High levels of vitamin D are associated with a lower risk of many types of cancer in both observational studies on individuals and geographic studies of populations.
Based on studies of breast, colon, and rectal cancer, vitamin D levels of 40–60 ng/mL (100–150 nmol/L) reduce the risk of cancer. Taking 1000–4000 international units (IU) (25–100 mcg)/day of vitamin D is associated with reduced breast cancer risk.
Vitamin D and calcium
Studies have shown that taking both vitamin D and calcium provides additional cancer protection for many types of cancer. Calcium intake of more than 1000 mg/day from either diet or supplements is recommended.
Patients in one study took daily doses of 1100 IU (27.5 mcg) vitamin D and 1450 mg calcium. These patients had a 77% reduction in the incidence of all types of cancer between the ends of the first and fourth years of the study compared to those taking a placebo.
People with higher vitamin D levels at time of cancer diagnosis often have a higher survival rate. This has been verified for people with breast, colorectal, lung, and prostate cancer; non-Hodgkin’s lymphoma; and melanoma. These studies suggest that increasing vitamin D levels after cancer diagnosis may improve chances of survival.
Some cancer treatment centers are now giving at least 5000 IU (125 mcg)/day vitamin D to patients with cancer. Outcome results have yet to be published.
Find out more…
Do you want to find out more and see the research upon which this summary is based?

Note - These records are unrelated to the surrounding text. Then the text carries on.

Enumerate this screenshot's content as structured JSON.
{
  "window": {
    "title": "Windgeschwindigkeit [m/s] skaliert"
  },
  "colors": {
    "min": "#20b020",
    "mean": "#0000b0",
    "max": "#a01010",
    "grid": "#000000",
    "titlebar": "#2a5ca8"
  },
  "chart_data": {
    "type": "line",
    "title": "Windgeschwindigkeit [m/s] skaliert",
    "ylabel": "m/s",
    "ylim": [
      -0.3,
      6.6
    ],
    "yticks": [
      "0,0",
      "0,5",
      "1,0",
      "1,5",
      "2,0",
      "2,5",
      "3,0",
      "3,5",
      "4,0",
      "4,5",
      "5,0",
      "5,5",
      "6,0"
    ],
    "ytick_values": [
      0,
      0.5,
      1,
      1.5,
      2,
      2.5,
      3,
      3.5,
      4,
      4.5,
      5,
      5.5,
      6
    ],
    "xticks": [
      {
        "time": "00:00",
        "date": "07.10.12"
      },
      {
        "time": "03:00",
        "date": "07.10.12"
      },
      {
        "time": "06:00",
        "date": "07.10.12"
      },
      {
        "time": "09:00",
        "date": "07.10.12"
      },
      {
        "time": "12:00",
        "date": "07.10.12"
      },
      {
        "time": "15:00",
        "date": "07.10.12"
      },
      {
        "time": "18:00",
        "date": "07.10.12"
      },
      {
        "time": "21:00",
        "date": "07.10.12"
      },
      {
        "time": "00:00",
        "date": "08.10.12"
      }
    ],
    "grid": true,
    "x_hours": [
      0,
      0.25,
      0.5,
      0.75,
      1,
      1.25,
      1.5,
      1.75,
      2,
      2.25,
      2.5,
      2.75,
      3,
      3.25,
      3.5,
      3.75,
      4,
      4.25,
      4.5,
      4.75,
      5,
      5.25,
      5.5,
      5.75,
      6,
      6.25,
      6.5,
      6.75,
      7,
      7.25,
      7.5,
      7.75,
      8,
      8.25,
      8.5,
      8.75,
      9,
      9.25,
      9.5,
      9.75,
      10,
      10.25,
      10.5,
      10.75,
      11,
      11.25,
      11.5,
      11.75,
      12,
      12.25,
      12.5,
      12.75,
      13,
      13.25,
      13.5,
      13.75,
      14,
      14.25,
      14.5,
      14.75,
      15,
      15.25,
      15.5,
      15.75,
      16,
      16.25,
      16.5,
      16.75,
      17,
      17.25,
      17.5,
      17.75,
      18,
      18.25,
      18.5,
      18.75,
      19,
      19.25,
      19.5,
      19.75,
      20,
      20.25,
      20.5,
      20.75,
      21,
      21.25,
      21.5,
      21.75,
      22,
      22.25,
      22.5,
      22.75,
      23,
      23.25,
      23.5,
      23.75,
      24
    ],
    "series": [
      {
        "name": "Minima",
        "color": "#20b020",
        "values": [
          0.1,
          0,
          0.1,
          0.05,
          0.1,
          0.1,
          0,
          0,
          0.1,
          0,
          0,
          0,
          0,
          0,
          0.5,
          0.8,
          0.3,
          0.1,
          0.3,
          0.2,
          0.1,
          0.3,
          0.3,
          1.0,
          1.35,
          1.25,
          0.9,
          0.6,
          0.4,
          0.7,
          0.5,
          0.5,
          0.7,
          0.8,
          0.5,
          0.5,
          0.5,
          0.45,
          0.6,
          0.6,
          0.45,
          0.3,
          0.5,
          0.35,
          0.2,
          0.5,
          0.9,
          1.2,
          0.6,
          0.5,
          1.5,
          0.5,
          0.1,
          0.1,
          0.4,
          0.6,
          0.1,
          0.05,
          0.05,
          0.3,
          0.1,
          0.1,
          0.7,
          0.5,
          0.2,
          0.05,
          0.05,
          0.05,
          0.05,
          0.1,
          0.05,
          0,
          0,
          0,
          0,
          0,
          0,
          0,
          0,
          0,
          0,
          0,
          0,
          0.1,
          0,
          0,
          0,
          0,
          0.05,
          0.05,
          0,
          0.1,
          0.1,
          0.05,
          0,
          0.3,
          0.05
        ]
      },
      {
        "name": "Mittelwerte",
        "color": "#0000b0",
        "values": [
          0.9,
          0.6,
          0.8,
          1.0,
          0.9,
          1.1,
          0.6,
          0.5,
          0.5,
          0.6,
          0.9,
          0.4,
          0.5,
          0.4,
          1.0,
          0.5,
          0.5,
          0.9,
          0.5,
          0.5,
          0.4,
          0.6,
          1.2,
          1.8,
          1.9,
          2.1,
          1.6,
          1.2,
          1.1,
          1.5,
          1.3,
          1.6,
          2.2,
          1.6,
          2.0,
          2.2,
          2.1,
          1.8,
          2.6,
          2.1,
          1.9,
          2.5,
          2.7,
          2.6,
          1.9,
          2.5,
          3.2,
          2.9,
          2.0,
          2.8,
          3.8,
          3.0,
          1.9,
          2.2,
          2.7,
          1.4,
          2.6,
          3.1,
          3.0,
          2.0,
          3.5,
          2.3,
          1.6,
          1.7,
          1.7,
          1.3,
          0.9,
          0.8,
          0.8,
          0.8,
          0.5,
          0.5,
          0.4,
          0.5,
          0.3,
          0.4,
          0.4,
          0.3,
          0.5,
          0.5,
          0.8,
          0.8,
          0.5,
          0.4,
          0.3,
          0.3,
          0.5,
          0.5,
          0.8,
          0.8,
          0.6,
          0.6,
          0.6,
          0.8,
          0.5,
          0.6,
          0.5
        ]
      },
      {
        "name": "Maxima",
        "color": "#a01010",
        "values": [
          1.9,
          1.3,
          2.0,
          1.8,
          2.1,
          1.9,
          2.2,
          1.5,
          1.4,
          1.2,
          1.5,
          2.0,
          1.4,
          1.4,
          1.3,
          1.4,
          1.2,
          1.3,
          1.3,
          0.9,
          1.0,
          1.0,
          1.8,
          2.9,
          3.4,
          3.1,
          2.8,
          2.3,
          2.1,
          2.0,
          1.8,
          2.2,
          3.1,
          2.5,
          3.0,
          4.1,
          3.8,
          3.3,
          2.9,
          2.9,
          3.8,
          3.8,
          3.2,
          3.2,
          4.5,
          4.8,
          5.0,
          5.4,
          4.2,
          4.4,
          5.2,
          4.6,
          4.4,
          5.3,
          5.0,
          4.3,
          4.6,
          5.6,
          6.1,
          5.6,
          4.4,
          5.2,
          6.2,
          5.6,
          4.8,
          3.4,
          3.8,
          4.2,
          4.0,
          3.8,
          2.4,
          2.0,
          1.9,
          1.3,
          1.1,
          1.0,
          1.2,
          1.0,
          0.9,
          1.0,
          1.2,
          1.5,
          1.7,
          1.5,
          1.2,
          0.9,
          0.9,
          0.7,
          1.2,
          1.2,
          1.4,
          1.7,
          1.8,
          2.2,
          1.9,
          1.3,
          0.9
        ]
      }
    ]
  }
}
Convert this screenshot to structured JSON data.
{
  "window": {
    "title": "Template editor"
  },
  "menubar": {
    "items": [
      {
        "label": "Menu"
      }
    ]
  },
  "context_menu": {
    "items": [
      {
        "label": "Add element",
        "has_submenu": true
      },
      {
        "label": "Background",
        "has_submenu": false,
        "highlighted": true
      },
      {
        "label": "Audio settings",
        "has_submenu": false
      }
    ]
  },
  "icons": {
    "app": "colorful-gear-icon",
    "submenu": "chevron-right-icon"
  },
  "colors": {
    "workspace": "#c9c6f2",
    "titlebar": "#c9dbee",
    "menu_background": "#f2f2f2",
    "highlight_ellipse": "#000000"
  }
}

Read our detailed evidence summary on An Introduction to Cancer.
Page last edited: 01 September 2011